Our land is covered in trees - mainly pine but some oak and olive. Maintaining this woodland creates five positives:
1. The health of the trees, earth and surrounding plants (pines dominate water)
2. Reduce forest fire risk (25m radius of house without pines)
3. Create a supply of fire wood
4. Keep us fit and healthy as it is hard physical work
5. Building a roofed woodshed allows rain water gathering
By July 2022 (so 7 years) we estimate that we have felled 150 trees of all shape and sizes. From now we expect an annual count of no more than 5, while many more trees will have branches cut off. So, we absolutely do not believe in burning wood to fuel our heating system & stove being an environmental issue. Far from it - this is a natural and abundant source of energy that is local, sustainable and allows self sufficiency. While keeping us healthy and reducing fire risk - ticks all the boxes!
The pictures above show the different stages of the tree processing. The 1st stage is dangerous as the tree is around 12m tall. The final stage of splitting the wood is back breaking work before it is stacked and dries for 2 years before we burn it. To help with the wood mix and keep us in good supply as processing wood takes a lot of time we do also buy non pine from a local supplier - we are working towards doing less of this - the supplied wood is shown in in the pile in front of our woodsheds. The woodsheds were started in July 2017, extended in August-September 2020 and completed in February 2021 (this final part is shown below). The process of adding guttering and water tank collection is being completed in July 2022. If full of wood by the end of April we are on track to be supplied with dried wood over a 2 year cycle assuming that the following April is also full - this allows for the pine to fully dry and be the most effective burn while protecting our log burning heating system (see final picture) and chimney from the sap that turns into a tar if not dried.
As well as building the wood sheds over time we have also acquired the right training and equipment to safely and effectively maintain our woodland. We use a battery chainsaw for both self sustainable power source and extra safety. We have a spare chainsaw, axes, manual saws, spare chains, spare batteries, oil, Saw horses, splitting maul and tools for repairing. In addition to safety hats, gloves, boots and trousers. Another new process to learn and equipment to acquire and learn how to use. This is Barry´s area while Sam helps with the splitting and Ethan is learning bit by bit how to sustain our woodland and generate a fuel source as well.

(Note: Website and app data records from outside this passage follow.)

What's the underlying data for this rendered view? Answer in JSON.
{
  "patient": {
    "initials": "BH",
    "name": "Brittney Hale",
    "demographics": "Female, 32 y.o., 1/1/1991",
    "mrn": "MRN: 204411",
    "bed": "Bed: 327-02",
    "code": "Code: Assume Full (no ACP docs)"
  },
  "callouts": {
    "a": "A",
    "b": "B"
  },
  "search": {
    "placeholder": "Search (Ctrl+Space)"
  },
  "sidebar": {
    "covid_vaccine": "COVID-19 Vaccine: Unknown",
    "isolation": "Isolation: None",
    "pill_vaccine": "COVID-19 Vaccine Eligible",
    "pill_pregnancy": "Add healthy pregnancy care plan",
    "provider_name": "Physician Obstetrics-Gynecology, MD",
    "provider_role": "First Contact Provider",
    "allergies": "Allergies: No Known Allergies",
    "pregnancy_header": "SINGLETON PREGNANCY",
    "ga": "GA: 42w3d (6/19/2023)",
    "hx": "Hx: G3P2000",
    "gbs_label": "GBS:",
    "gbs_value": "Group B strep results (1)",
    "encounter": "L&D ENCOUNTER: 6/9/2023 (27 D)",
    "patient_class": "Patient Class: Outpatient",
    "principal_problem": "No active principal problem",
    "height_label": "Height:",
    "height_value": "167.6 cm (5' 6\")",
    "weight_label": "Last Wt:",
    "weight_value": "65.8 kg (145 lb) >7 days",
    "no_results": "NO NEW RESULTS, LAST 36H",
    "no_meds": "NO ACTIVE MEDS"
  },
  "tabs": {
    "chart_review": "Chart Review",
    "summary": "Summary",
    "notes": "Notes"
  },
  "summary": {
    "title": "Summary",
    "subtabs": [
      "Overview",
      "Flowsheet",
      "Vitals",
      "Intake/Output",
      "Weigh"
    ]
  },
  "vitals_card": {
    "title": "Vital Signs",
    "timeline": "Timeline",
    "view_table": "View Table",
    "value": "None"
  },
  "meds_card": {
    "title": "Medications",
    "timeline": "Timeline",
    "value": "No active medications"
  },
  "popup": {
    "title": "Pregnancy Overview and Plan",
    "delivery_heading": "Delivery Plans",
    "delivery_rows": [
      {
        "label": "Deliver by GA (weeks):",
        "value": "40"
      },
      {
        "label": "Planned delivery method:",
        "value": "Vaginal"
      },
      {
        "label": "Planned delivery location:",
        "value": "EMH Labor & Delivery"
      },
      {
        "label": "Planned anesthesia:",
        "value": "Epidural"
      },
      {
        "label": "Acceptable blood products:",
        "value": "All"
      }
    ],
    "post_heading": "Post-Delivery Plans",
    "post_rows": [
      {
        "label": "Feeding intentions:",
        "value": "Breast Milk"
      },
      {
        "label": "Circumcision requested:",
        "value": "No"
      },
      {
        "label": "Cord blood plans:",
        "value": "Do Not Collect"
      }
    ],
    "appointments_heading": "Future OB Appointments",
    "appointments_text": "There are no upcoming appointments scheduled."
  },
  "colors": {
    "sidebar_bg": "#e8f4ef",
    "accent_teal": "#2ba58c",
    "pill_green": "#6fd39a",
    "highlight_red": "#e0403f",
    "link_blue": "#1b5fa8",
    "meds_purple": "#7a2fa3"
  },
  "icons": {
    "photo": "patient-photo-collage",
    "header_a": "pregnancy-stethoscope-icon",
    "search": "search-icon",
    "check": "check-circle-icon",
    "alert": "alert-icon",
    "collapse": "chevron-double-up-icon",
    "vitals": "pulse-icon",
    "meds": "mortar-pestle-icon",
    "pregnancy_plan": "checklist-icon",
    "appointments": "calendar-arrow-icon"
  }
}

Frances and Barry Copping bought Xalet Pigall in 2015. They are working towards resilience and self-sufficiency.